I wrote this post a couple months ago, but I really feel that it should be outside of draft status.

I’ve been thinking a lot about transformations lately, which has spurred from so many different directions and mediums. An email found its way to my inbox, requesting an update from an article written about me in 2006 (and my single life), for one. This person, I’m sure with good intentions, basically wanted to know if I ended up “happy”… but also wanted to know about the dating scene in Cleveland. The latter, I’m sure is awful (because isn’t it awful everywhere); the former: undoubtedly, yes.

[Ed note: I never responded to the letter, and yes, I told my partner about it.]

Ultimately, the whole thing left me feeling exposed all over again.

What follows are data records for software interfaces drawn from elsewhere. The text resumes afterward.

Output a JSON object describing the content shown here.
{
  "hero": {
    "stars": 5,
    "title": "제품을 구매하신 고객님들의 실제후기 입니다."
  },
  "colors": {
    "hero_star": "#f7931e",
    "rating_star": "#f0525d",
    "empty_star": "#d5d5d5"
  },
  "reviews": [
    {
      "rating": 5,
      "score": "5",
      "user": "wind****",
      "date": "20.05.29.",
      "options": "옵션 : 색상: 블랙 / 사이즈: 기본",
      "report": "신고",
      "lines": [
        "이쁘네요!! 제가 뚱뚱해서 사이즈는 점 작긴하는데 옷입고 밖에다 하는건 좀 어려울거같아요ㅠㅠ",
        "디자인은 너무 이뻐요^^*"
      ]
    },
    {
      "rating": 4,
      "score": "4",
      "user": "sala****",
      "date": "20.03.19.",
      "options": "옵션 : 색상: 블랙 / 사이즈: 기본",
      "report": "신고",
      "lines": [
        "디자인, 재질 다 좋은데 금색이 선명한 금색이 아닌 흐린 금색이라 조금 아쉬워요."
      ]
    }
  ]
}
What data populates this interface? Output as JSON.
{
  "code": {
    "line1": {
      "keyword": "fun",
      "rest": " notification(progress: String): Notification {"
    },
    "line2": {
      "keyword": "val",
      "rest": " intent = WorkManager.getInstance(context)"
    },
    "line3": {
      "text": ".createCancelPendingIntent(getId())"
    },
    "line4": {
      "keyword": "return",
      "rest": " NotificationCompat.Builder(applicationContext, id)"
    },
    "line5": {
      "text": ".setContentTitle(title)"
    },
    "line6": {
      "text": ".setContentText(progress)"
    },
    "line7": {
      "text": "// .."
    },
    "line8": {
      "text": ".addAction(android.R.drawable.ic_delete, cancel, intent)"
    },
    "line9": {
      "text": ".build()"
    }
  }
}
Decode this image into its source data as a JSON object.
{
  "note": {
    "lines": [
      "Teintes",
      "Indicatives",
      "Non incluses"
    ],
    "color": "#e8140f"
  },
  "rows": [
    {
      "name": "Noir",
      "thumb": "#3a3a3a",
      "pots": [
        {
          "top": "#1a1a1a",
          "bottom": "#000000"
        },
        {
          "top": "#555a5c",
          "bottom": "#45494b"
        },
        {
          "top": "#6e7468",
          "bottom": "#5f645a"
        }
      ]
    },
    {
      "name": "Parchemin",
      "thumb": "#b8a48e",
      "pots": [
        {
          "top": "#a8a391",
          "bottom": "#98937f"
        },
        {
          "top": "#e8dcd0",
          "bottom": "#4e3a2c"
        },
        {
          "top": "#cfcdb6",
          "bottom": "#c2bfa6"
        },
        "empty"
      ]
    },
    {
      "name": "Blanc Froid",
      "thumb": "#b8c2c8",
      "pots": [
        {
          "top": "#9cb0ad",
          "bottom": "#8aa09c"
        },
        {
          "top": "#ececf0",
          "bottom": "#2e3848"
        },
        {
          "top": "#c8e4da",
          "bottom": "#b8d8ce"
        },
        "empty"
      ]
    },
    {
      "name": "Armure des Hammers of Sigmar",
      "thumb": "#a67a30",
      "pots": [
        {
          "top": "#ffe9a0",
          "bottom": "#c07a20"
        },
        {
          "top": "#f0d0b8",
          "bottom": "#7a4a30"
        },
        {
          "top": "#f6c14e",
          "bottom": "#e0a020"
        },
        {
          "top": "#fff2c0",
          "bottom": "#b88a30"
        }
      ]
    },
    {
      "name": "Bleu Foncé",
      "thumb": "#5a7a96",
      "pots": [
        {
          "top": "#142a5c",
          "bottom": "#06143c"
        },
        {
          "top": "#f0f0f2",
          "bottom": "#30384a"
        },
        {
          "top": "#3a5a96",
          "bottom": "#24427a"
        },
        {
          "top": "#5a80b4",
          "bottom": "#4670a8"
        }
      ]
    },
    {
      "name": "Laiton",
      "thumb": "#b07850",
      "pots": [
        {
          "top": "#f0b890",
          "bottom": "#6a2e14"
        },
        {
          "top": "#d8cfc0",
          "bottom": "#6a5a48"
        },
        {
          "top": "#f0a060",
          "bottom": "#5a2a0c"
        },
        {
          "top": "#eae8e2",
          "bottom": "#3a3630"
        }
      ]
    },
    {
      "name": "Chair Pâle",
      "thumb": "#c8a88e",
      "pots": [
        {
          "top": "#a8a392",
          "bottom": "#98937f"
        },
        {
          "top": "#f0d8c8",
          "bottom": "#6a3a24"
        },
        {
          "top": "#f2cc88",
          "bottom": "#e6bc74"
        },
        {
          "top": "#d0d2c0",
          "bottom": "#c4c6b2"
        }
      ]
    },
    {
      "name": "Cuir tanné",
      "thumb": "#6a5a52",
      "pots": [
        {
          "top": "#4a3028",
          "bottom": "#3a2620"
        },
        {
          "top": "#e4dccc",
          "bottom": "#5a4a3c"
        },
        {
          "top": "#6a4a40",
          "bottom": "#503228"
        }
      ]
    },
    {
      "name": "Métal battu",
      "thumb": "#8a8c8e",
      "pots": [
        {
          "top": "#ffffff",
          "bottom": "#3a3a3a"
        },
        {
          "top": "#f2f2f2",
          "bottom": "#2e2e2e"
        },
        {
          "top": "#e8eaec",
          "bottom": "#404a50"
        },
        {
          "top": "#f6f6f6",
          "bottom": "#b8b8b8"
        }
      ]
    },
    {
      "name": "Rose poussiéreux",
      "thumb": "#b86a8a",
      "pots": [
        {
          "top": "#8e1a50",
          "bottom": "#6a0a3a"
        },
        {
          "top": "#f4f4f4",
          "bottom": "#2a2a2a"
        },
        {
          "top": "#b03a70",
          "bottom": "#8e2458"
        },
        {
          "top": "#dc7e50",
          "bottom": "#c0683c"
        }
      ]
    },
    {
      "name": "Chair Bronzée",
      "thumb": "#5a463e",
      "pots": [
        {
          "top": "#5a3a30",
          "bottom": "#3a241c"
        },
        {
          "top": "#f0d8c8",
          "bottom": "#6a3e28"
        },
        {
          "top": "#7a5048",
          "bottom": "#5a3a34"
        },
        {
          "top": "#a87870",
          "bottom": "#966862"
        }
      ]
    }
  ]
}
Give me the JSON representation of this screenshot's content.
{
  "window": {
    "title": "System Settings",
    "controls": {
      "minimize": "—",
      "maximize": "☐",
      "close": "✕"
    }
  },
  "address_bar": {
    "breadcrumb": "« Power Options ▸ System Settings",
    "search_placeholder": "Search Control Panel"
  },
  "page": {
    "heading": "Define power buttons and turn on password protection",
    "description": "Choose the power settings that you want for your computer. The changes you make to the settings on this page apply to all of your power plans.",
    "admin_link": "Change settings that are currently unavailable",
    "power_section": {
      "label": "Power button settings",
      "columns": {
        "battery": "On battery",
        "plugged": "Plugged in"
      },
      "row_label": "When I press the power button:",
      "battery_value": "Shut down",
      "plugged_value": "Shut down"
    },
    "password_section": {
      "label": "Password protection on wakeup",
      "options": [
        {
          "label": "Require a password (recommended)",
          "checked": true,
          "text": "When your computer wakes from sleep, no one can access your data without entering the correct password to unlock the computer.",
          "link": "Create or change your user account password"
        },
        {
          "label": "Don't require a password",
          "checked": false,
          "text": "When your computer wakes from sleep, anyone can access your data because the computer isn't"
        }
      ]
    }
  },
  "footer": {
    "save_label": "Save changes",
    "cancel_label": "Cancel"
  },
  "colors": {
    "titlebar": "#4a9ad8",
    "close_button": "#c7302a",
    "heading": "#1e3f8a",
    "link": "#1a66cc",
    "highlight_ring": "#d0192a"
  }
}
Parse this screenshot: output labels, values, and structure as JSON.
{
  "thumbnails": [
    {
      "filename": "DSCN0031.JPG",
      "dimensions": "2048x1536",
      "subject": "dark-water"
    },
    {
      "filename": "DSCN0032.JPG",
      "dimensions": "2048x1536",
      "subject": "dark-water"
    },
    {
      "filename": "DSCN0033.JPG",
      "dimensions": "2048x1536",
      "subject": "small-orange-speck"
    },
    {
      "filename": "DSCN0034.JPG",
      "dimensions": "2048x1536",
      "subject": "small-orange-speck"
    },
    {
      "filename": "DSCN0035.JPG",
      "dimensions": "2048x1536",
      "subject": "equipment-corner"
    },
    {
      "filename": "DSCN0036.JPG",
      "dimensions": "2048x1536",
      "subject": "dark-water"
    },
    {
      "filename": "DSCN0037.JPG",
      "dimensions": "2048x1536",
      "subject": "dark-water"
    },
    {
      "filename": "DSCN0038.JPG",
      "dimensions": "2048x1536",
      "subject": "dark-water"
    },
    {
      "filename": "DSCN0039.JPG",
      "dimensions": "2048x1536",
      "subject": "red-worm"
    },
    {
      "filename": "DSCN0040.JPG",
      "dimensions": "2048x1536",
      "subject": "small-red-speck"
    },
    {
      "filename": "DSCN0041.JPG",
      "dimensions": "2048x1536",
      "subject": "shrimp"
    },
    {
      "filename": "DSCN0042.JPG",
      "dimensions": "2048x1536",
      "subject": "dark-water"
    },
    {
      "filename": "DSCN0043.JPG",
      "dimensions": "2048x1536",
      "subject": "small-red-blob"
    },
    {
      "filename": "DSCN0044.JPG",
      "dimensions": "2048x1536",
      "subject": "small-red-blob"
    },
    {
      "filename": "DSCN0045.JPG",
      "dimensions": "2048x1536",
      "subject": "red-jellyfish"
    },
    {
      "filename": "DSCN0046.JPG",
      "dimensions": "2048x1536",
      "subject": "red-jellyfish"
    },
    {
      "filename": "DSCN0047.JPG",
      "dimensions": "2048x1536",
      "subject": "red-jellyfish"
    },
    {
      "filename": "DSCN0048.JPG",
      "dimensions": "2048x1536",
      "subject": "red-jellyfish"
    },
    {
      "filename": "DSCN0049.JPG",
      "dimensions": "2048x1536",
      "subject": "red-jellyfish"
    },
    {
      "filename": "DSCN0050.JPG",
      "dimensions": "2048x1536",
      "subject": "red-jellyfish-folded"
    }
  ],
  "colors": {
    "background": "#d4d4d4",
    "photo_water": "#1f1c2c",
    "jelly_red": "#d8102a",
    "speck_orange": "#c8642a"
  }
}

I didn’t really like feeling exposed then (yes, despite agreeing to have the magazine do an article about me), and particularly now, my former life (and all its mishaps and misadventures) feels like some deep secret that I need to keep closeted away.

Prior to this email, I was equally caught off-guard when catching up on my Rich Roll podcast, to hear the infamous name of a fellow blogger (some would probably call us both douchebags or some derivative in our collective blogger heyday): Tucker Max. We both reveled in a lifestyle of partying and drinking and sipping up every opportunity to be wild and independent of really any responsibility. Those were our 20s. And in the early blogging days, bloggers like us wrote about their dating exploits — the good, the sad, the cringe-worthy, and the total destruction of messy break-ups and subsequent loneliness. He, obviously, wrote a lot more about the sex.

[Read: Tucker Max gives up the game {via Forbes}]

I broke up with my old blog (and its identity) years ago and never looked back. I experienced growth far beyond that identity (even if there are still many who refuse to believe that a person can change — family included). There was an inherent shame that was soon evident, attaching my online persona to that of Real Life Me, which affected me deeply both personally and, I honestly think, professionally, despite my feelings of pride at the time. People made me feel really, really bad about who I was. So I did a lot of soul-searching and friend searching and acceptance searching — in a lot of bad ways. For a lot of years. But it took a lot of digging in to uncover what was truly going to make me happy (was I not happy?). Make me even a better person (was I really that terrible or that different from any other single 20-something person?). In any event, that type of lifestyle was sure to run its course, and it did, and I have evolved. And I’ve moved on.

What took the longest was my self-worth. That I was worthy of praise and accomplishment and, most of all, love. That’s a ridiculous thing to admit, right? But man… I felt so damned and worthless for a huge bulk of my early adulthood. And it was all online. Exposed. Shamed.

I think that’s what made reading Jon Ronson’s “So You’ve Been Publicly Shamed” so… pained for me. The differences in actions and behaviors of shaming so abunduntly different online versus real life, but wholly affecting the person subjected to this public display of admonishment in BOTH. That pain, I think, lingers deep and long. And even more sad (and a lot more recent), Bullies came out like cockroaches despite the best efforts in pest control.

I found peace in my transformations, to be sure, and I don’t go searching for anyone’s permission or acceptance to living my own life… but that email definitely stirred up some bad memories.

More reading: How does one go about re-inventing oneself? For me, it wasn’t so much calculated as it was maturity and experience. And an absence of naivete. Letting go of things that no longer serve you, so they say. My buddy Justin (if you followed that link at the beginning of this paragraph) sums it up so succinctly: All you have to do is think differently and act accordingly.

Related posts:

  • I’ve had some interesting discussions about “happiness” lately. One thought I keep bouncing on is the idea that happiness is overrated compared to purpose. Happiness comes and goes; it’s great, but it’s partly great because it’s impermanent, so its absence makes us desire it more and appreciate it when it’s here. But purpose is what drives fulfillment, which can be far more lasting.

    Which is not to say “don’t pursue happiness,” so much as “pursue fulfillment and you’ll likely find happiness at various points along the way.”